Wednesday, March 13, 2013
The World is a Fountain
The world is complex, variegated, convoluted, multi-faceted, interconnected, complicated, circuitous, and more. And, yet, there is a logic in the way it works.
Look at the Trevi Fountain, in Rome, it is complex and variegated, but in the end there is a logic: water always goes down. It is physics: it is the gravitational potential that makes water move.
The same is true for the whole world. Lot's of things are going on, but there is a logic: energy goes down, it degrades, it is a chemical potential driven by the second law of thermodynamics.
So, no matter how complicated the Trevi Fountain is, water always goes down. No matter how complicated is the world, chemical potentials always "go down."
This is the idea at the basis of the paper that I published in "Sustainability", titled "Mind-Sized World Models." as part of a special issue dedicated to the 40th anniversary of "The Limits to Growth"
The term "mind-sized" comes from the ideas of Seymour Papert, who said that models should be simple enough to be understandable, if one has to act on them.
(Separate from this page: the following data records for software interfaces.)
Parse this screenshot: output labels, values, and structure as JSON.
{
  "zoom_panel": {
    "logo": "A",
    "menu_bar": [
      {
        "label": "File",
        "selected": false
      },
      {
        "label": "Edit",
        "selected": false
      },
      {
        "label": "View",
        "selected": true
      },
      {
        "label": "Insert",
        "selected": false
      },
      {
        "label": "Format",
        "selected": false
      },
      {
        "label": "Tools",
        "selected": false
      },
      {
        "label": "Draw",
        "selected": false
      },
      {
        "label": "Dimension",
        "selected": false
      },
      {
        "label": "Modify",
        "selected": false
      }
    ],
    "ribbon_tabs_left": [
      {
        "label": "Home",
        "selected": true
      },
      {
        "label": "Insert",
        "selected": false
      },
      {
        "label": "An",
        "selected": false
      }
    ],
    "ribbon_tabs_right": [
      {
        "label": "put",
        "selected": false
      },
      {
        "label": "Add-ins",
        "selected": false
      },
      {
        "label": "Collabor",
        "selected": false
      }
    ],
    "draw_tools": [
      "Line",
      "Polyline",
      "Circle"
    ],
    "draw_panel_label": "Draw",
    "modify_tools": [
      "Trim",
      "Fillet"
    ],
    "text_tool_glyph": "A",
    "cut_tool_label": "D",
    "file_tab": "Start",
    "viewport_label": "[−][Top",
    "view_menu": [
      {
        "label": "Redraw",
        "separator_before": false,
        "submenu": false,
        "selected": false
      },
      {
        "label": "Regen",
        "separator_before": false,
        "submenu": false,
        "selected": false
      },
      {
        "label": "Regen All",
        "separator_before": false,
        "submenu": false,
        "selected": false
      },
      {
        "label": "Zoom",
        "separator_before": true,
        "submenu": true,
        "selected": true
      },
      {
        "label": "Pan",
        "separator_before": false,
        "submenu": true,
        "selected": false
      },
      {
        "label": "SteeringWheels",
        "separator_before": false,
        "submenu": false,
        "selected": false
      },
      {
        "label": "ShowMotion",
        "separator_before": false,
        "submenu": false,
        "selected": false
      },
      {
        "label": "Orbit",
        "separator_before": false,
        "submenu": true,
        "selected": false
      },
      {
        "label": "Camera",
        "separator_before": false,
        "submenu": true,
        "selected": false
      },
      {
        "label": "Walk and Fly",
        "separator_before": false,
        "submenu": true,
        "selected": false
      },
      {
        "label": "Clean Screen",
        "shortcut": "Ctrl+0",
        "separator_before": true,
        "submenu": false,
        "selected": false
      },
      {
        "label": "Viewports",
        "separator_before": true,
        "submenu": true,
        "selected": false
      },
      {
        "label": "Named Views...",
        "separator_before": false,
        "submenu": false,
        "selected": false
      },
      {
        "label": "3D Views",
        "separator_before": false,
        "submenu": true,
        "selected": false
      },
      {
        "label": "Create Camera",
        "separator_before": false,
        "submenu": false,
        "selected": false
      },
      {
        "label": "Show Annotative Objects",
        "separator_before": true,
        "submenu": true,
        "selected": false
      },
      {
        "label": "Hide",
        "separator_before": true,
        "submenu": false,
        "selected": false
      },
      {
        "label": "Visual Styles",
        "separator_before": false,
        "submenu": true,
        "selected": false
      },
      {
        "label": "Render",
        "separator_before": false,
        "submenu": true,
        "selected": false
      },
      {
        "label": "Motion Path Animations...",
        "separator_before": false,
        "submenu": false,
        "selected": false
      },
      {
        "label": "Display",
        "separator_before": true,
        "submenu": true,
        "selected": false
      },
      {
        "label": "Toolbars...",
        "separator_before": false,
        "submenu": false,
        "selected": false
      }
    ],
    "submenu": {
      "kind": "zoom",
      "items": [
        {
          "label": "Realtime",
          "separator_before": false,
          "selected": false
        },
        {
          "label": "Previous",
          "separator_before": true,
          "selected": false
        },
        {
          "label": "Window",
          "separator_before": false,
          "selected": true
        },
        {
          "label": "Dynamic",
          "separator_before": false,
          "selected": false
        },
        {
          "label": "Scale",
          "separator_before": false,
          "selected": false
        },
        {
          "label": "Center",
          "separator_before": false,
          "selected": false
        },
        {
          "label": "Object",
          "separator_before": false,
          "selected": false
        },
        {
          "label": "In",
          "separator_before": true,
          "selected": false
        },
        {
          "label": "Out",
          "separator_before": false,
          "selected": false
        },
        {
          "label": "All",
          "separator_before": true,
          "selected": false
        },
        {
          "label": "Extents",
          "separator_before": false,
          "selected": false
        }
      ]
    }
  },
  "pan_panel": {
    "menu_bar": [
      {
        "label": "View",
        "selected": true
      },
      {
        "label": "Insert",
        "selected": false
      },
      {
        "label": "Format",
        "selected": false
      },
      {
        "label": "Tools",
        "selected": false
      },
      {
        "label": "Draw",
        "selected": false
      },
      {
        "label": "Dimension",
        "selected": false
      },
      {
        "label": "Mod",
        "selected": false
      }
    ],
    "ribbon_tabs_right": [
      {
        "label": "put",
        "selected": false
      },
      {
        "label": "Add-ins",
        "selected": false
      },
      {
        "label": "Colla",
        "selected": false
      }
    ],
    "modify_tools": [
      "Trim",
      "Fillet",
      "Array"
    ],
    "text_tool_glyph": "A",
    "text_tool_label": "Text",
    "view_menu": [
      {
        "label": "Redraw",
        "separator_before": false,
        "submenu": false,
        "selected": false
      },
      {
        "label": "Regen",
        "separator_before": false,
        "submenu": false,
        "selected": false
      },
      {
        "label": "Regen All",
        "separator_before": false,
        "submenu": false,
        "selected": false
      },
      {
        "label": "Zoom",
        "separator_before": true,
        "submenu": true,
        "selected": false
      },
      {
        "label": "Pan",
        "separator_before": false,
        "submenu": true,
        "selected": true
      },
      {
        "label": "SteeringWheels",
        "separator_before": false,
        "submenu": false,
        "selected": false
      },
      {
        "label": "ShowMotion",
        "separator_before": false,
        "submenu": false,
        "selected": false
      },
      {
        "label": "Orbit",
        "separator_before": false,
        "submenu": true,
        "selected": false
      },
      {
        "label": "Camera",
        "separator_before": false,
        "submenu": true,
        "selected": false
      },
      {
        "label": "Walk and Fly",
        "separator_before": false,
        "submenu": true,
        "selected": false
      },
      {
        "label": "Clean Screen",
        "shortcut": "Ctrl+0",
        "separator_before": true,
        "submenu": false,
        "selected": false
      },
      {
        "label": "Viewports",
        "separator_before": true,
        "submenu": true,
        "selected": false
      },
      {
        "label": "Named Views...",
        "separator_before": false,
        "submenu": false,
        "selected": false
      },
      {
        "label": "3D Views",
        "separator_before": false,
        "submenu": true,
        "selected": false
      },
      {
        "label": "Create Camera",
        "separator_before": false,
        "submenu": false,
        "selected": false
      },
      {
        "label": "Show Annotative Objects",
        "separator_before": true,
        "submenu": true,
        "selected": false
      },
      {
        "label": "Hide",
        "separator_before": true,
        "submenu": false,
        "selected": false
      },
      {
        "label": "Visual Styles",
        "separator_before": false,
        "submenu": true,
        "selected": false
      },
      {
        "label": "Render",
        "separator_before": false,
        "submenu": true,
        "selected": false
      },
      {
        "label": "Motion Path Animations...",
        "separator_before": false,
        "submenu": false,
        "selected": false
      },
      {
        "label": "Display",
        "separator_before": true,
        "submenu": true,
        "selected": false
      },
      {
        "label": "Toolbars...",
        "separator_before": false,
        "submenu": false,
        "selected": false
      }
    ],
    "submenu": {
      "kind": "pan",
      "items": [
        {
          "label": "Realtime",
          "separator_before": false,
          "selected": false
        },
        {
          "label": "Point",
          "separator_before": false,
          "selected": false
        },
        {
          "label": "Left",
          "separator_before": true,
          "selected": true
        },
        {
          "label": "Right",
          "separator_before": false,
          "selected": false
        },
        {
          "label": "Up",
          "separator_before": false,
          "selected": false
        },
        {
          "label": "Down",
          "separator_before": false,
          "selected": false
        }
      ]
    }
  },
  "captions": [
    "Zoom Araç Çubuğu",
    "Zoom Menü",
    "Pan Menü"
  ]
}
On the basis of this idea, I tried to put together simple, "mind-sized", models which can still tell us something of the way the world works. World Models, in short.
So, I build these models as if they were multi-level fountains, one basin, two basins, three basins, and more.
Each basin represents a stock of energy, which is dissipated in steps, going from top to bottom (in energy terms). It is a concept that I already described in a post of mine titled "Entropy, Peak Oil, and Stoic Phylosophy" but that now I examined more in depth.
Now, imagine a multi-level fountain; imagine that it is dry at start. Then put some water in the top basin. It will go down, step by step, until it reach the bottom basin, and then disappear falling on the ground. It is, in the end, what we have been doing with fossil fuels; burning them until they disappear as they become atmospheric pollution.
Here is the model for the "three-level" fountain. It is the one that gives rise to the "Seneca Effect" (When things go wrong, they go wrong fast)
This is the model that originates the "Seneca Cliff" that we may also call "collapse" and that we may experience at some moment in the future.
My paper in "Sustainability" is "open access". Here is the link
Note: there is a tendency, recently, to say that all "free access" journals are hoaxes and that all you have to do to see your paper published in one of them is to pay some money. It may be for some journals, but surely not for all of them. About "Sustainability", I can testify that submissions go through a very serious review and that it is not easy at all to publish in it. Try and see by yourself.
Here are some thoughts of mine on "open access" science.
Ugo Bardi is a member of the Club of Rome and the author of "Extracted: how the quest for mineral resources is plundering the Planet" (Chelsea Green 2014)